A recent study out of Sweden found that intelligence is correlated to higher earnings, but only up to a point.
Sweden has compulsory military service for males, and intake into the military includes a battery of psychological and cognitive tests. The researchers examined the IQ scores of the men when they were 18 or 19 and their wages between age 35 and 45. They found:
- Higher IQs were correlated to higher earnings, but only up to about $70,000, which was about the 90th percentile of earnings during the period examined.
- From the 90th to 95th percentile the relationship between IQ and earnings flattened (meaning that additional earnings didn’t correspond to increased IQ).
- From the 95th to 100th percentile IQ declined as compared with those in the 90-95th percentile, meaning that overall IQ declined as earnings increased. (Note that average IQs declined a bit — down to around the IQ of 90th percentile — not to moron status.)
What possible explanations are there for the plateauing and drop-off in IQ at higher income levels?
The study’s authors suggest two reasons: luck and family connections.
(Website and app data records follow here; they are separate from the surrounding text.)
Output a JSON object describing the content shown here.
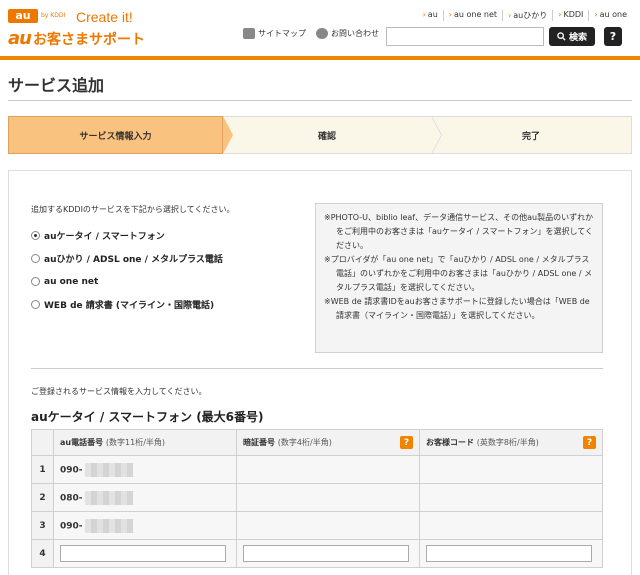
{
  "header": {
    "logo_au": "au",
    "logo_kddi": "by KDDI",
    "logo_tagline": "Create it!",
    "logo_brand_au": "au",
    "logo_brand_text": "お客さまサポート",
    "top_links": [
      "au",
      "au one net",
      "auひかり",
      "KDDI",
      "au one"
    ],
    "sitemap": "サイトマップ",
    "contact": "お問い合わせ",
    "search_placeholder": "",
    "search_button": "検索",
    "help_button": "?"
  },
  "page": {
    "title": "サービス追加"
  },
  "steps": [
    {
      "label": "サービス情報入力",
      "active": true
    },
    {
      "label": "確認",
      "active": false
    },
    {
      "label": "完了",
      "active": false
    }
  ],
  "form": {
    "intro": "追加するKDDIのサービスを下記から選択してください。",
    "options": [
      {
        "label": "auケータイ / スマートフォン",
        "selected": true
      },
      {
        "label": "auひかり / ADSL one / メタルプラス電話",
        "selected": false
      },
      {
        "label": "au one net",
        "selected": false
      },
      {
        "label": "WEB de 請求書 (マイライン・国際電話)",
        "selected": false
      }
    ],
    "notes": [
      "※PHOTO-U、biblio leaf、データ通信サービス、その他au製品のいずれかをご利用中のお客さまは「auケータイ / スマートフォン」を選択してください。",
      "※プロバイダが「au one net」で「auひかり / ADSL one / メタルプラス電話」のいずれかをご利用中のお客さまは「auひかり / ADSL one / メタルプラス電話」を選択してください。",
      "※WEB de 請求書IDをauお客さまサポートに登録したい場合は「WEB de 請求書（マイライン・国際電話）」を選択してください。"
    ],
    "intro2": "ご登録されるサービス情報を入力してください。",
    "section_title": "auケータイ / スマートフォン (最大6番号)"
  },
  "table": {
    "columns": [
      {
        "label": "au電話番号",
        "sub": "(数字11桁/半角)",
        "help": false
      },
      {
        "label": "暗証番号",
        "sub": "(数字4桁/半角)",
        "help": true
      },
      {
        "label": "お客様コード",
        "sub": "(英数字8桁/半角)",
        "help": true
      }
    ],
    "help_icon": "?",
    "rows": [
      {
        "num": "1",
        "phone": "090-"
      },
      {
        "num": "2",
        "phone": "080-"
      },
      {
        "num": "3",
        "phone": "090-"
      },
      {
        "num": "4",
        "phone": ""
      }
    ]
  },
  "colors": {
    "accent": "#f08300",
    "active_step": "#f9c27f",
    "inactive_step": "#fbf7e8"
  }
}
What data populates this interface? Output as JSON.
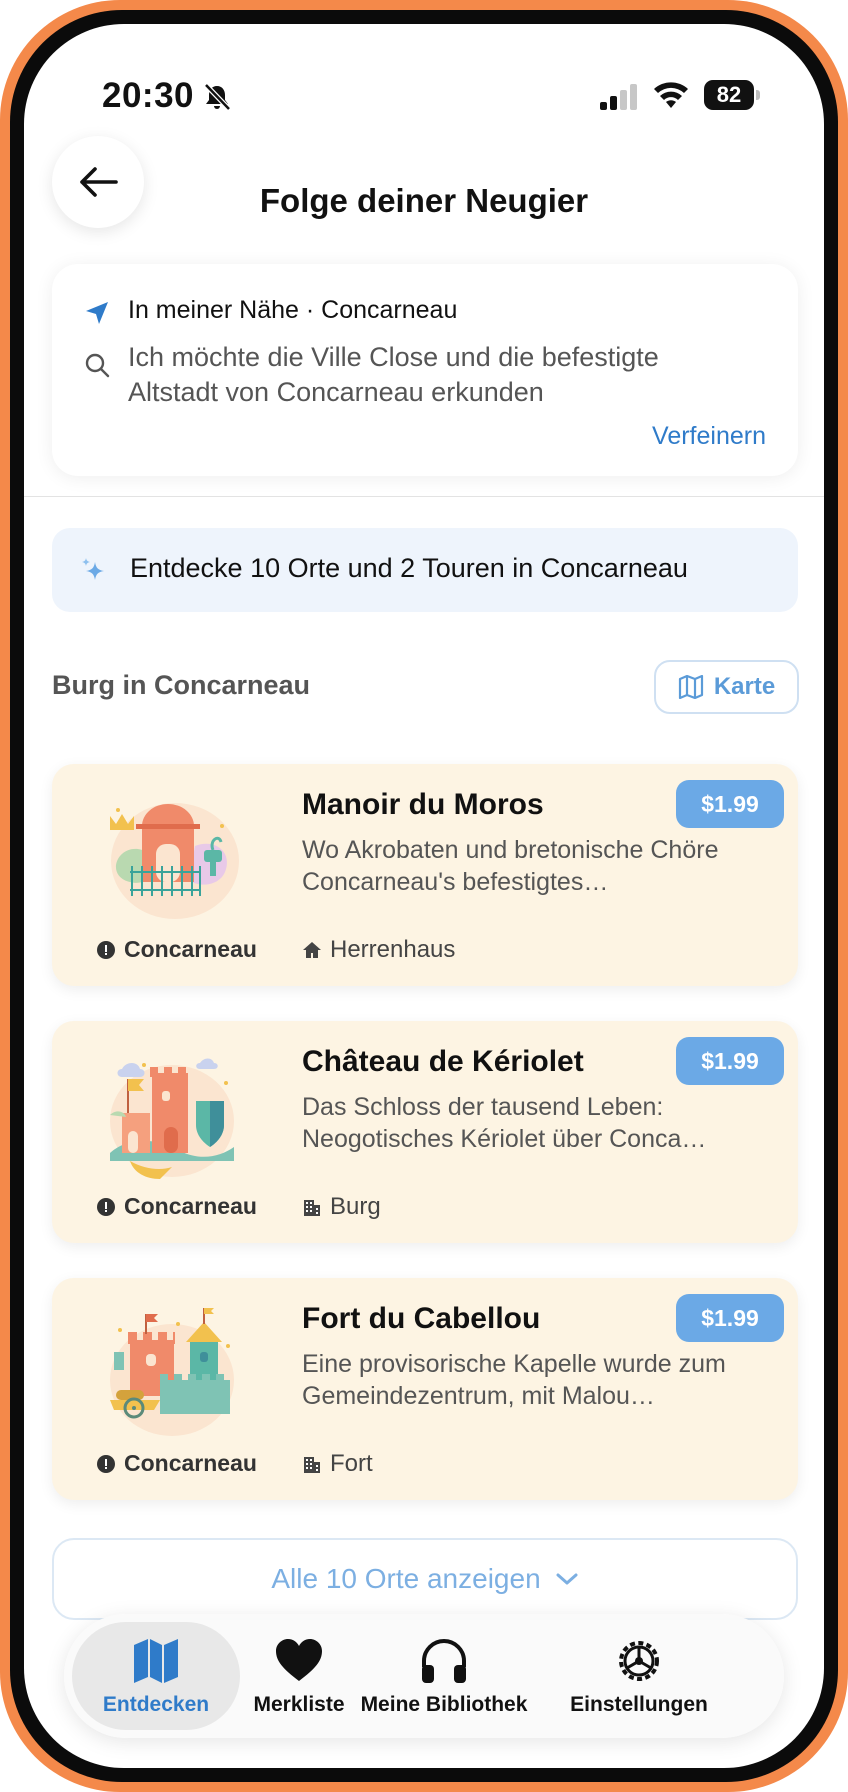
{
  "status_bar": {
    "time": "20:30",
    "battery": "82"
  },
  "header": {
    "title": "Folge deiner Neugier"
  },
  "search": {
    "location": "In meiner Nähe · Concarneau",
    "query": "Ich möchte die Ville Close und die befestigte Altstadt von Concarneau erkunden",
    "refine_label": "Verfeinern"
  },
  "discover_banner": "Entdecke 10 Orte und 2 Touren in Concarneau",
  "section": {
    "title": "Burg in Concarneau",
    "map_button": "Karte"
  },
  "places": [
    {
      "name": "Manoir du Moros",
      "price": "$1.99",
      "description": "Wo Akrobaten und bretonische Chöre Concarneau's befestigtes…",
      "location": "Concarneau",
      "category": "Herrenhaus",
      "category_icon": "house-icon"
    },
    {
      "name": "Château de Kériolet",
      "price": "$1.99",
      "description": "Das Schloss der tausend Leben: Neogotisches Kériolet über Conca…",
      "location": "Concarneau",
      "category": "Burg",
      "category_icon": "building-icon"
    },
    {
      "name": "Fort du Cabellou",
      "price": "$1.99",
      "description": "Eine provisorische Kapelle wurde zum Gemeindezentrum, mit Malou…",
      "location": "Concarneau",
      "category": "Fort",
      "category_icon": "building-icon"
    }
  ],
  "show_all_label": "Alle 10 Orte anzeigen",
  "tabs": [
    {
      "label": "Entdecken",
      "icon": "map-icon",
      "active": true
    },
    {
      "label": "Merkliste",
      "icon": "heart-icon",
      "active": false
    },
    {
      "label": "Meine Bibliothek",
      "icon": "headphones-icon",
      "active": false
    },
    {
      "label": "Einstellungen",
      "icon": "gear-icon",
      "active": false
    }
  ],
  "colors": {
    "frame": "#F4894A",
    "accent": "#2F7BC9",
    "card_bg": "#FDF4E3",
    "price_bg": "#6BA9E6",
    "banner_bg": "#EEF4FC"
  }
}
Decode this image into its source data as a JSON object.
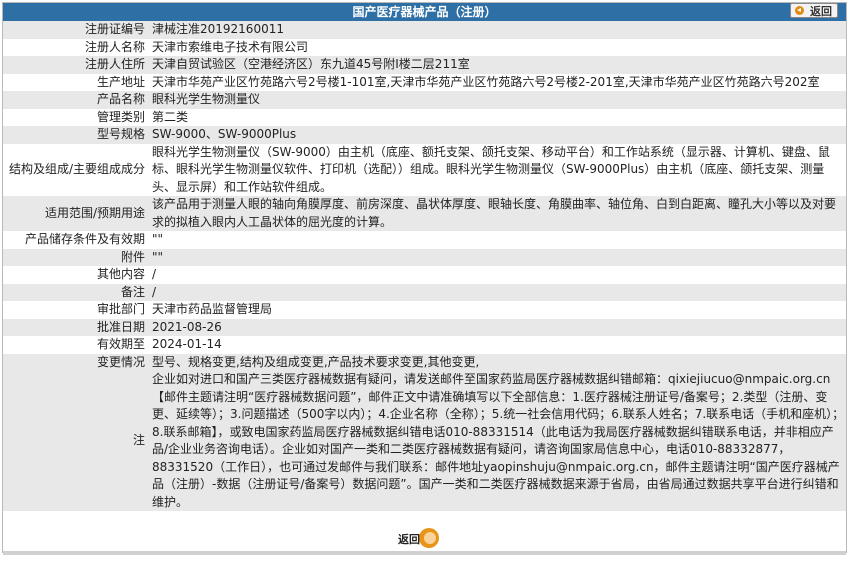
{
  "header": {
    "title": "国产医疗器械产品（注册）",
    "back_label": "返回"
  },
  "rows": [
    {
      "label": "注册证编号",
      "value": "津械注准20192160011"
    },
    {
      "label": "注册人名称",
      "value": "天津市索维电子技术有限公司"
    },
    {
      "label": "注册人住所",
      "value": "天津自贸试验区（空港经济区）东九道45号附Ⅰ楼二层211室"
    },
    {
      "label": "生产地址",
      "value": "天津市华苑产业区竹苑路六号2号楼1-101室,天津市华苑产业区竹苑路六号2号楼2-201室,天津市华苑产业区竹苑路六号202室"
    },
    {
      "label": "产品名称",
      "value": "眼科光学生物测量仪"
    },
    {
      "label": "管理类别",
      "value": "第二类"
    },
    {
      "label": "型号规格",
      "value": "SW-9000、SW-9000Plus"
    },
    {
      "label": "结构及组成/主要组成成分",
      "value": "眼科光学生物测量仪（SW-9000）由主机（底座、额托支架、颌托支架、移动平台）和工作站系统（显示器、计算机、键盘、鼠标、眼科光学生物测量仪软件、打印机（选配））组成。眼科光学生物测量仪（SW-9000Plus）由主机（底座、颌托支架、测量头、显示屏）和工作站软件组成。"
    },
    {
      "label": "适用范围/预期用途",
      "value": "该产品用于测量人眼的轴向角膜厚度、前房深度、晶状体厚度、眼轴长度、角膜曲率、轴位角、白到白距离、瞳孔大小等以及对要求的拟植入眼内人工晶状体的屈光度的计算。"
    },
    {
      "label": "产品储存条件及有效期",
      "value": "\"\""
    },
    {
      "label": "附件",
      "value": "\"\""
    },
    {
      "label": "其他内容",
      "value": "/"
    },
    {
      "label": "备注",
      "value": "/"
    },
    {
      "label": "审批部门",
      "value": "天津市药品监督管理局"
    },
    {
      "label": "批准日期",
      "value": "2021-08-26"
    },
    {
      "label": "有效期至",
      "value": "2024-01-14"
    },
    {
      "label": "变更情况",
      "value": "型号、规格变更,结构及组成变更,产品技术要求变更,其他变更,"
    },
    {
      "label": "注",
      "value": "企业如对进口和国产三类医疗器械数据有疑问，请发送邮件至国家药监局医疗器械数据纠错邮箱：qixiejiucuo@nmpaic.org.cn【邮件主题请注明“医疗器械数据问题”，邮件正文中请准确填写以下全部信息：1.医疗器械注册证号/备案号；2.类型（注册、变更、延续等）；3.问题描述（500字以内）；4.企业名称（全称）；5.统一社会信用代码；6.联系人姓名；7.联系电话（手机和座机）；8.联系邮箱】，或致电国家药监局医疗器械数据纠错电话010-88331514（此电话为我局医疗器械数据纠错联系电话，并非相应产品/企业业务咨询电话）。企业如对国产一类和二类医疗器械数据有疑问，请咨询国家局信息中心，电话010-88332877，88331520（工作日），也可通过发邮件与我们联系：邮件地址yaopinshuju@nmpaic.org.cn，邮件主题请注明“国产医疗器械产品（注册）-数据（注册证号/备案号）数据问题”。国产一类和二类医疗器械数据来源于省局，由省局通过数据共享平台进行纠错和维护。"
    }
  ],
  "footer": {
    "back_label": "返回"
  }
}
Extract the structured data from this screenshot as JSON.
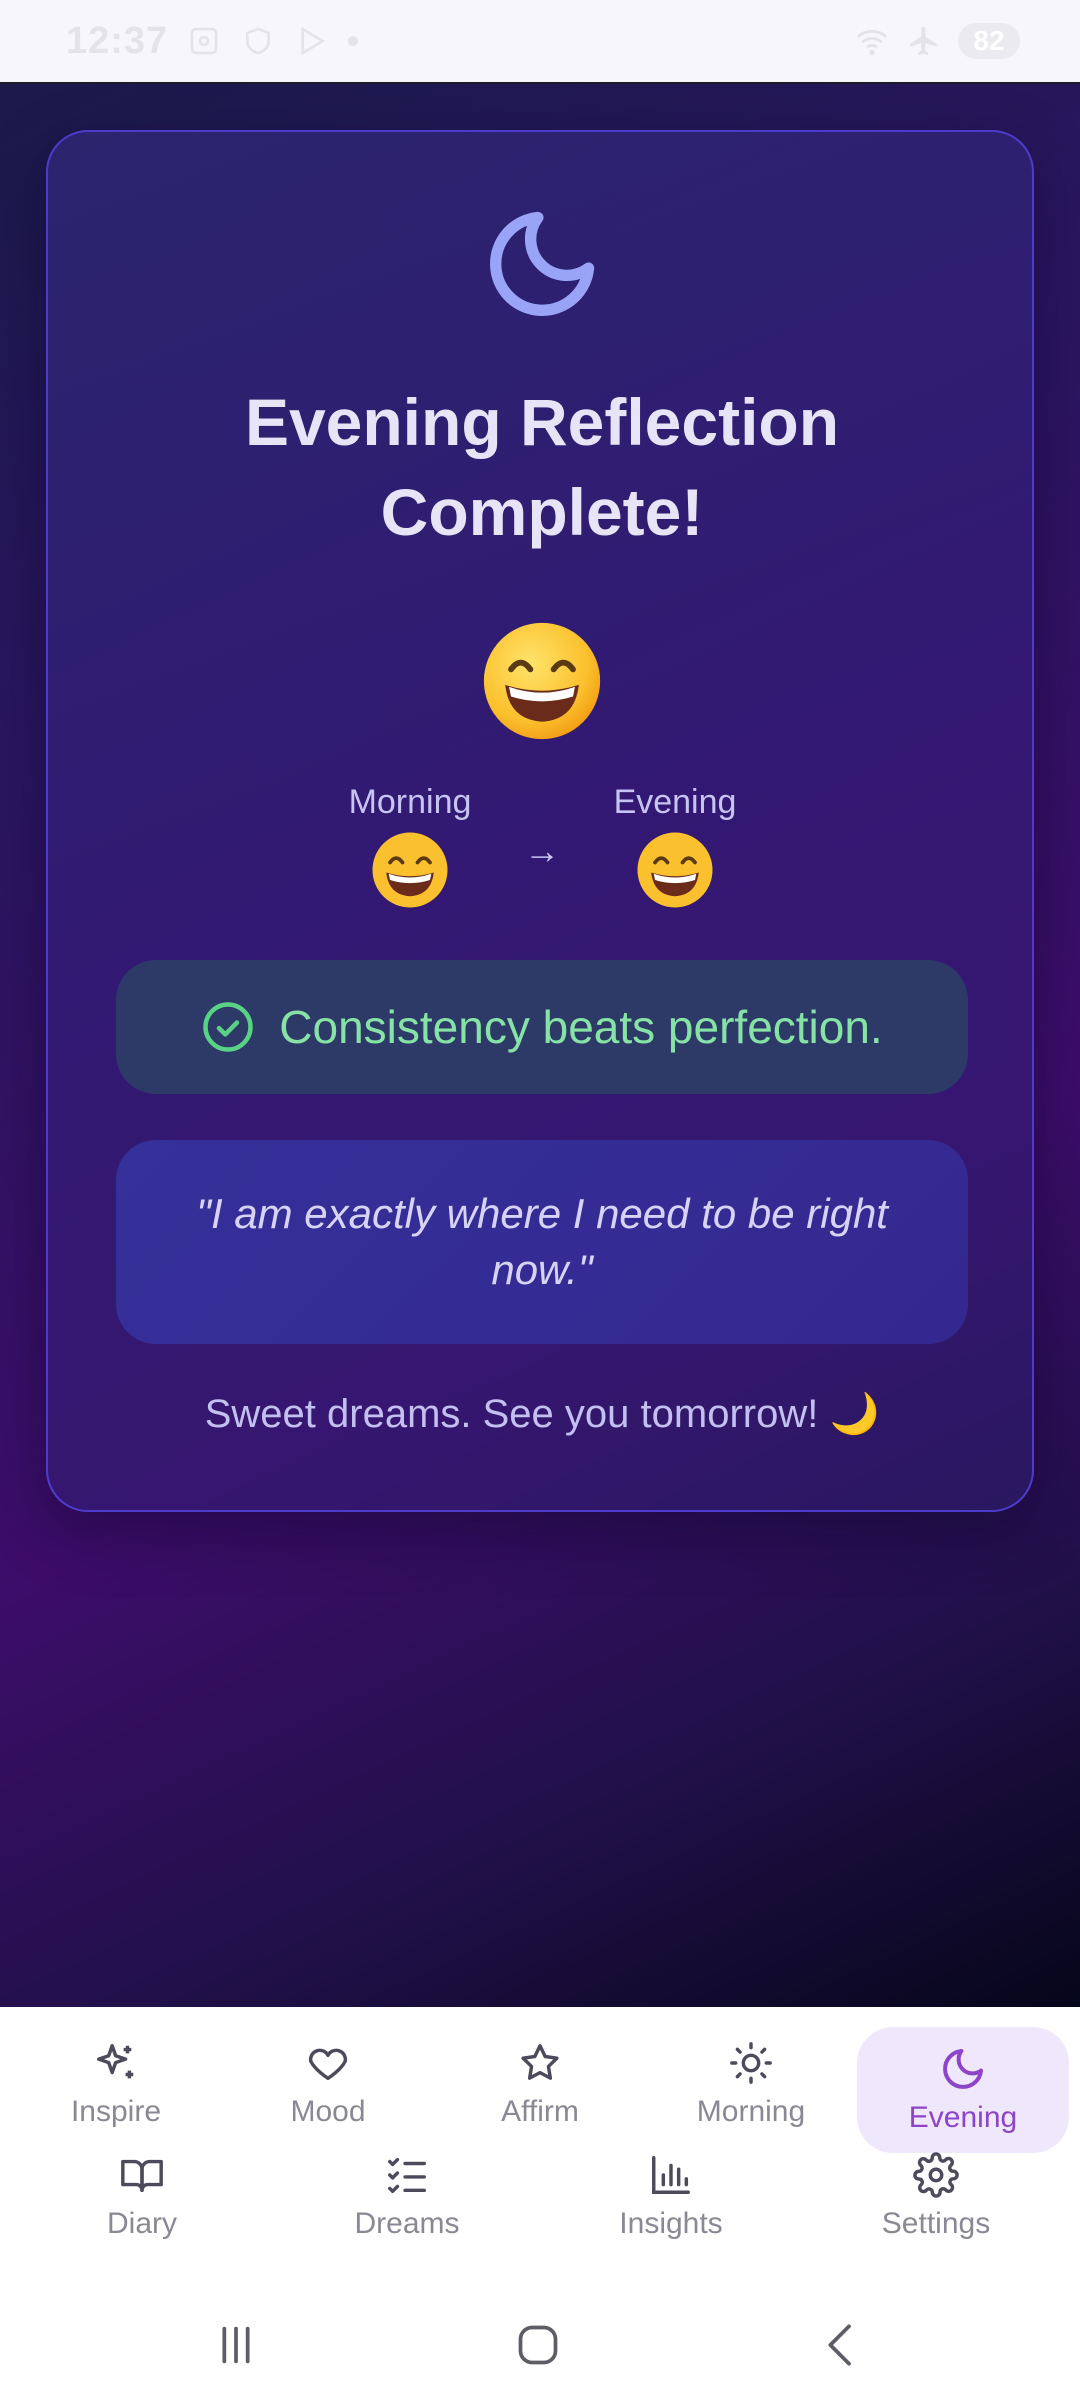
{
  "status_bar": {
    "time": "12:37",
    "battery": "82",
    "icons": [
      "screenshot-icon",
      "shield-icon",
      "play-store-icon",
      "dot-icon",
      "wifi-icon",
      "airplane-icon"
    ]
  },
  "card": {
    "title": "Evening Reflection Complete!",
    "main_emoji": "😄",
    "morning_label": "Morning",
    "morning_emoji": "😄",
    "arrow": "→",
    "evening_label": "Evening",
    "evening_emoji": "😄",
    "consistency_text": "Consistency beats perfection.",
    "affirmation": "\"I am exactly where I need to be right now.\"",
    "farewell": "Sweet dreams. See you tomorrow! 🌙"
  },
  "nav": {
    "row1": [
      {
        "label": "Inspire",
        "icon": "sparkles-icon"
      },
      {
        "label": "Mood",
        "icon": "heart-icon"
      },
      {
        "label": "Affirm",
        "icon": "star-icon"
      },
      {
        "label": "Morning",
        "icon": "sun-icon"
      },
      {
        "label": "Evening",
        "icon": "moon-icon",
        "active": true
      }
    ],
    "row2": [
      {
        "label": "Diary",
        "icon": "book-icon"
      },
      {
        "label": "Dreams",
        "icon": "checklist-icon"
      },
      {
        "label": "Insights",
        "icon": "bar-chart-icon"
      },
      {
        "label": "Settings",
        "icon": "gear-icon"
      }
    ]
  },
  "colors": {
    "accent": "#8e44c9",
    "success_text": "#86e3a5",
    "card_border": "#4d3bcb"
  }
}
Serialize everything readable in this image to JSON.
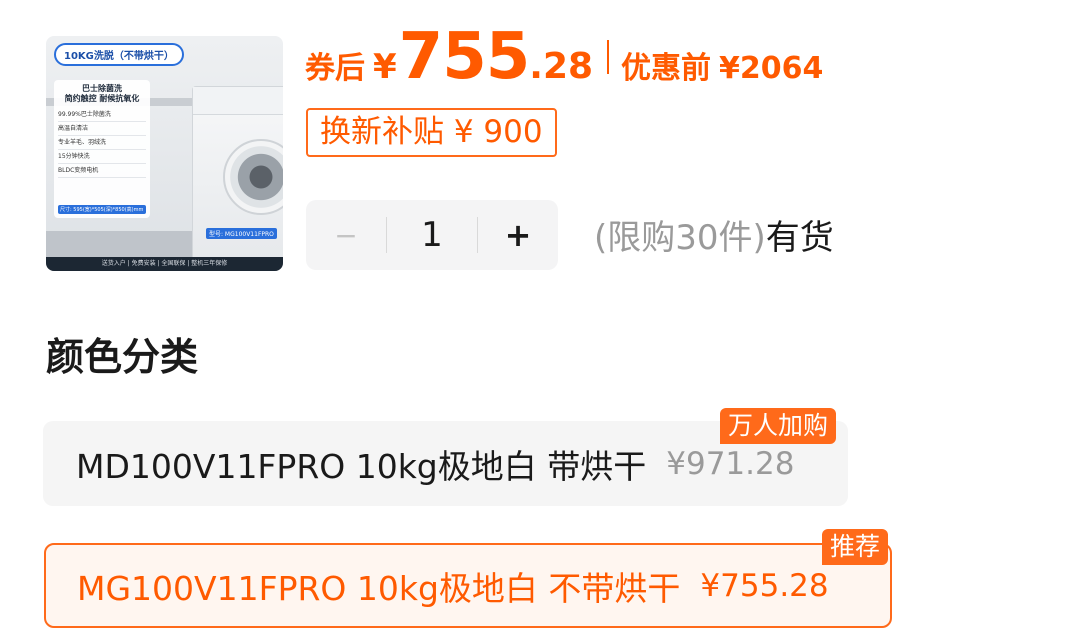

Both of these reasons are a bit negative — they assume that the high earners, with their lower IQs, don’t deserve their high incomes. Sure, that happens and may explain some of the results. But does it happen enough to explain why IQ is lower for all the highest earners? Probably not.
Another possible reason suggested by other experts is that intelligence isn’t the only, or even the biggest driver, of career success. Emotional intelligence (EQ) is vital to career success and some studies have found that it is more important to success than IQ. And having a high IQ doesn’t ensure high EQ. In fact, sometimes, the smartest people lack high emotional intelligence. Think Dr. Sheldon Cooper on the TV show Big Bang Theory.
Thus, the Sweden study suggests that smarts only take you so far in your career. Something else — luck, family connections, or high EQ — is necessary to vault into the upper echelons of income earners.